All of the SIAC files have been reconstructed. All the 127 AIT files were awaiting decisions from the Court of Appeal. Of these, 12 have been reconstructed and remitted back to the AIT. Administrative staff have requested the necessary papers from the parties in order for these cases to be listed for hearings. A further 26 have been completed because they were withdrawn at the Court of Appeal or Court of Appeal judgments not in favour of the appellant have been delivered. The Court of Appeal has now returned from summer recess and it is expected that the remainder of these will be cleared.
There were also 141 files, at various stages of the AIT reconsideration process, that were damaged by water and smoke and these were sent to a file recovery centre. On return, the files were checked and any papers that were illegible were re-requested from parties. All these cases are now progressing through the appeal system.
A total of 128 AIT cases were adjourned immediately after the fire but hearings resumed a week later at an alternative venue. A total of 93 have already been heard and determined, four have been heard and are awaiting determination, 24 were heard in September and will be determined in October, two will be heard and determined in October and five will be heard and determined in November. These timescales reflect the time needed, in some cases, to reconstruct damaged appeal files. The SIAC cases have not been subject to any delay.
Priority has been given to High Court Review Filter Applications (where a party is dissatisfied with the first appeal decision) with the aim that parties received decisions within 10 days. Here, the impact of the fire was compounded by unexpected increases in workload. All of these cases have now been cleared.
The files destroyed and damaged represent a small number compared with over 1,000 which were salvaged from Field House.

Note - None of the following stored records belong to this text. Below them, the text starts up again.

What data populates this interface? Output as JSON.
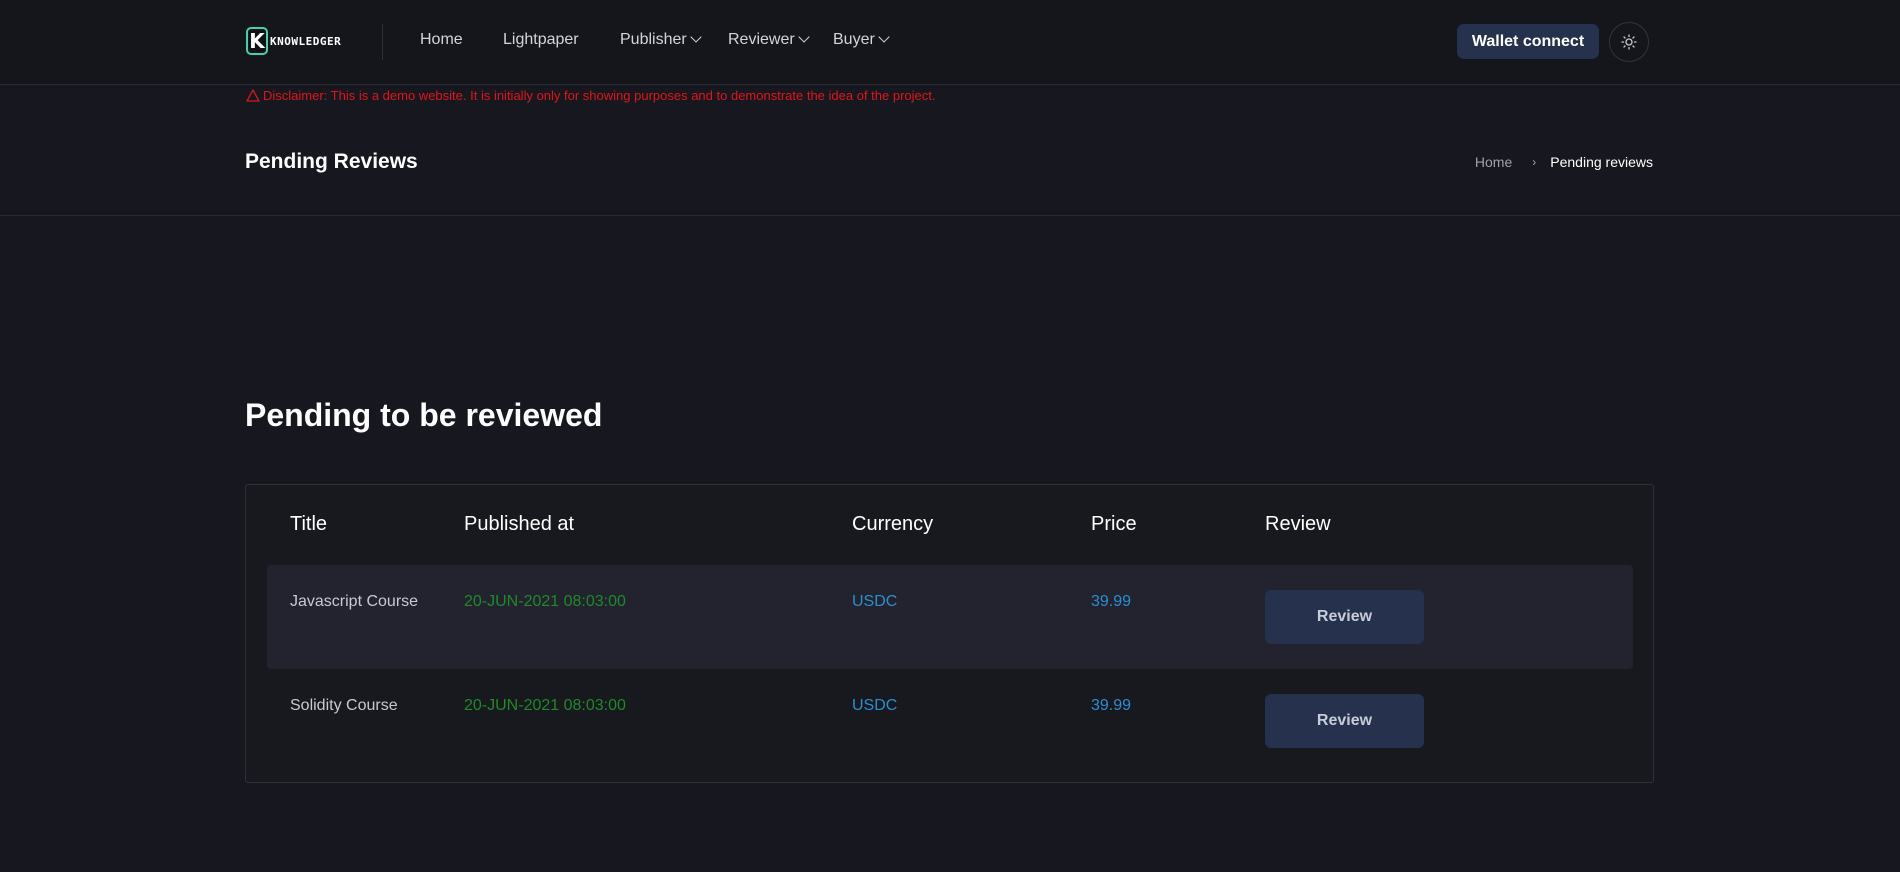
{
  "brand": {
    "logo_letter": "K",
    "logo_text": "KNOWLEDGER"
  },
  "nav": {
    "items": [
      {
        "label": "Home"
      },
      {
        "label": "Lightpaper"
      },
      {
        "label": "Publisher"
      },
      {
        "label": "Reviewer"
      },
      {
        "label": "Buyer"
      }
    ],
    "wallet_label": "Wallet connect"
  },
  "disclaimer": "Disclaimer: This is a demo website. It is initially only for showing purposes and to demonstrate the idea of the project.",
  "page": {
    "title": "Pending Reviews",
    "breadcrumb": {
      "home": "Home",
      "current": "Pending reviews"
    }
  },
  "section": {
    "title": "Pending to be reviewed"
  },
  "table": {
    "headers": [
      "Title",
      "Published at",
      "Currency",
      "Price",
      "Review"
    ],
    "rows": [
      {
        "title": "Javascript Course",
        "published_at": "20-JUN-2021 08:03:00",
        "currency": "USDC",
        "price": "39.99",
        "action": "Review"
      },
      {
        "title": "Solidity Course",
        "published_at": "20-JUN-2021 08:03:00",
        "currency": "USDC",
        "price": "39.99",
        "action": "Review"
      }
    ]
  },
  "colors": {
    "background": "#17171f",
    "accent_button": "#26314d",
    "date_green": "#1e8a2a",
    "link_blue": "#2a8fd0",
    "warning_red": "#e0161b"
  }
}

A huge contingency operation where administrative staff and members of the judiciary worked closely together ensured that hearings were resumed and the business relocated with a minimum inconvenience and delay to customers.